Stay tuned for a podcast of Claude Baudoin's interview, scheduled for early August. And if you have something to share about data and information management, let us know -- Suman is accepting recommendations for future interviewees!
Verizon's Analysis of Data Breaches
Verizon's Data Breach Investigation Report (DBIR) "is considered the definitive source of cybercrime statistics," writes Louis Columbus in this Business 2 Community article. While the full 2020 report is freely available from Verizon here, the article provides a useful summary.

It is entitled "Why Securing Endpoints Is the Future of Cybersecurity," but this is only one of the recommendations contained in the report. It is at least equally interesting to note that 24% of breaches occurred in the cloud and 70% on premises (leading us to wonder if some companies have no idea where the data stolen in the remaining 6% of the cases was located). This proves once again that keeping data in-house provides a false sense of security.

But the article's title is pertinent given the proliferation of connected devices (we wrote early on about the security challenges brought by the Internet of Things, and this is now a common theme). This is further aggravated by the current "work from home" explosion due to the pandemic. Companies are losing track of all the endpoints that constitute their "attack surface," including home PCs and smartphones -- if they ever had a grasp of that inventory in the first place. Overall, this is scary but important information.
ML for Medical Needs
Curt Hall, a senior consultant who writes for the Cutter Consortium, just published a piece called The Doctor Is In: Using Machine Learning Tools in a Pandemic. The abstract reads: "Researchers at hospitals, universities, and technical institutes are teaming up to apply artificial intelligence, machine learning, and analytics to help determine and predict COVID-19 patients' hospitalization paths and medical needs."

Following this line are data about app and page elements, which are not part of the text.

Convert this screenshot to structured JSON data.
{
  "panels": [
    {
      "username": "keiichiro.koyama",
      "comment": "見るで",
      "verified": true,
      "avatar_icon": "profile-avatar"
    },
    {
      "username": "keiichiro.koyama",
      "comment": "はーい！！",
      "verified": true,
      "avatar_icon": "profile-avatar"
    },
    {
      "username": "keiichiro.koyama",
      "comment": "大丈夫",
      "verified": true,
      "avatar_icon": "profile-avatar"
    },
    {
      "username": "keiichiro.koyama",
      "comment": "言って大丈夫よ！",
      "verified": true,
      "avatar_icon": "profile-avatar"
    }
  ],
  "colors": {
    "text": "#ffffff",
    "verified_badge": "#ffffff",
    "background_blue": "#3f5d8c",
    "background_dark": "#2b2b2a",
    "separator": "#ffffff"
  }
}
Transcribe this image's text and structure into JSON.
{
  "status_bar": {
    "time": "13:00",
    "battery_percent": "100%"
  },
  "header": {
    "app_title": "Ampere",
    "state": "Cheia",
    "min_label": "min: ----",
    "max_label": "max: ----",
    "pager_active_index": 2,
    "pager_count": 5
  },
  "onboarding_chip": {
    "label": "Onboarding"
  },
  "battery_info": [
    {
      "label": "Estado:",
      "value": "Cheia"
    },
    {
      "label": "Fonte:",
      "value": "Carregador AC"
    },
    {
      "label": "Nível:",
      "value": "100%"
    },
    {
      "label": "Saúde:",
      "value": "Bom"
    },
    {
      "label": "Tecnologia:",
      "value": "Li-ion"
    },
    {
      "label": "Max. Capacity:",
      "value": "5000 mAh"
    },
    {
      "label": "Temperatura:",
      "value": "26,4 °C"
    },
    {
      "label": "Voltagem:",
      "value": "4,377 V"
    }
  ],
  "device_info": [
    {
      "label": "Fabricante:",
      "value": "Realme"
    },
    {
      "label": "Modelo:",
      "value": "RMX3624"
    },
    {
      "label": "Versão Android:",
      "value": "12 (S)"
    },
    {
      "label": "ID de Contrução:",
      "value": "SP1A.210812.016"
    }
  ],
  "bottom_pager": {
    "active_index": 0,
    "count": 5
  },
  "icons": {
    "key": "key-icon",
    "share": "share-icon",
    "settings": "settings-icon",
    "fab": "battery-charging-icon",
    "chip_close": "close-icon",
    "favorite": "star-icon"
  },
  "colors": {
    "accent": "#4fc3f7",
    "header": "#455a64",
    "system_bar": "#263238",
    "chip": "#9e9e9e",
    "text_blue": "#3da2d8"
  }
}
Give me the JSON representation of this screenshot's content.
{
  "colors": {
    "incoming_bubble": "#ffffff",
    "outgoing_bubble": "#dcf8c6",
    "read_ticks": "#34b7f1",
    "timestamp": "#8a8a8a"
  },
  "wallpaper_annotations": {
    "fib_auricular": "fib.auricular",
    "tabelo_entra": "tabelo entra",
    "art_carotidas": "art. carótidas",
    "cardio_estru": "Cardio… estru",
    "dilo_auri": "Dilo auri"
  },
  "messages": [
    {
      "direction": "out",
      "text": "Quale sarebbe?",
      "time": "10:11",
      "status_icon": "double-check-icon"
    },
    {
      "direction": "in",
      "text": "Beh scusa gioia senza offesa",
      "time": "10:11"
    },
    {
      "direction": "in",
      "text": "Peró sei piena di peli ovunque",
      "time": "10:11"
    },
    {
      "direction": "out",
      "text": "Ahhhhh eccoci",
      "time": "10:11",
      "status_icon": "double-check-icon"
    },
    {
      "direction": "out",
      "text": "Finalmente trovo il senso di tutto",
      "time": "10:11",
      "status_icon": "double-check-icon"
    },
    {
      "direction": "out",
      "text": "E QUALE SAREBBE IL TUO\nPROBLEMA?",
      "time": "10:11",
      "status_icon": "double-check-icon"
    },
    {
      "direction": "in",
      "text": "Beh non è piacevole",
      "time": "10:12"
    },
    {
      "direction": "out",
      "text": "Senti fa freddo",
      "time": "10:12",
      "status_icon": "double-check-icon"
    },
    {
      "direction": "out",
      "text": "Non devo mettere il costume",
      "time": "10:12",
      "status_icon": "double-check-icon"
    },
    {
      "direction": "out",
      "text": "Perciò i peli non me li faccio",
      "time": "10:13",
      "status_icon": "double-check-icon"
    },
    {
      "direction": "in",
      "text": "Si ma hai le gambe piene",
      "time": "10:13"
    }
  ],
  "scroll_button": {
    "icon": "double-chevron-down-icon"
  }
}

Cutter content is normally reserved for paying clients. Some articles are available if you share your contact information. If you can't get the article, let us know and we'll help out.
Seen Recently...
"Some days I feel like I'm getting old, and other days I sit down at my laptop with a 14-hour-old slice of cold pizza in my mouth and think, 'I still got it'."

-- Elizabeth Hackett, not writing about coding, as you might
think, but about her job as a screenwriter in Los Angeles